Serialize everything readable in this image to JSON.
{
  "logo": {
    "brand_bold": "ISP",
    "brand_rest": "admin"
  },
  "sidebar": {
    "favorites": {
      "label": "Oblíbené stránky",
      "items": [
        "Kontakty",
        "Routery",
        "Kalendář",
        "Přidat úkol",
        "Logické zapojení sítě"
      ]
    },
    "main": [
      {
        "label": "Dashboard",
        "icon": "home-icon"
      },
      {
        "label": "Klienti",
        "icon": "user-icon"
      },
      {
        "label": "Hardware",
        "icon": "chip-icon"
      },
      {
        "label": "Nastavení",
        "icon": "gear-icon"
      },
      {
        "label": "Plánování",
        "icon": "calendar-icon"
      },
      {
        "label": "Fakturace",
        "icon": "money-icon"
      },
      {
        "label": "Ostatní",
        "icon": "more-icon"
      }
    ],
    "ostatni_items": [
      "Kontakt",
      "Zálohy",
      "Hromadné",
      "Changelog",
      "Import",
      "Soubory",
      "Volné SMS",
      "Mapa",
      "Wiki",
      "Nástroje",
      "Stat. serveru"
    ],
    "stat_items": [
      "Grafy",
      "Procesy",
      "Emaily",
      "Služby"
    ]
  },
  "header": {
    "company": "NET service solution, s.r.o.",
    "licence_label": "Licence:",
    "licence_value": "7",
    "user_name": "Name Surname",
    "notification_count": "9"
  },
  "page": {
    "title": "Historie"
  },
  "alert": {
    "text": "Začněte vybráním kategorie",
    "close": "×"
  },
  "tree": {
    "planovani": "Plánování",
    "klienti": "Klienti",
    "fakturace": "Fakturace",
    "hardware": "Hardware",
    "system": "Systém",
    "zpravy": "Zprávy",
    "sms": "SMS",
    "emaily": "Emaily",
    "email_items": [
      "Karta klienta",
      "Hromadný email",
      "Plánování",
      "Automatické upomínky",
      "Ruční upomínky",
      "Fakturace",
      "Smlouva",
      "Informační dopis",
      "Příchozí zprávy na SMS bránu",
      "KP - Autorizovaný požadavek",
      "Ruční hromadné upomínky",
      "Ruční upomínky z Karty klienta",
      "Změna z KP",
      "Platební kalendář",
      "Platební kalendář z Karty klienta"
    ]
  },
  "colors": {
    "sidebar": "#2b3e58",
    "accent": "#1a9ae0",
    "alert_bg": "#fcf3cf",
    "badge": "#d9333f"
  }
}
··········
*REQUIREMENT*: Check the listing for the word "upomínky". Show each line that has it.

*ANSWER TO THIS EXERCISE*:
      "Automatické upomínky",
      "Ruční upomínky",
      "Ruční hromadné upomínky",
      "Ruční upomínky z Karty klienta",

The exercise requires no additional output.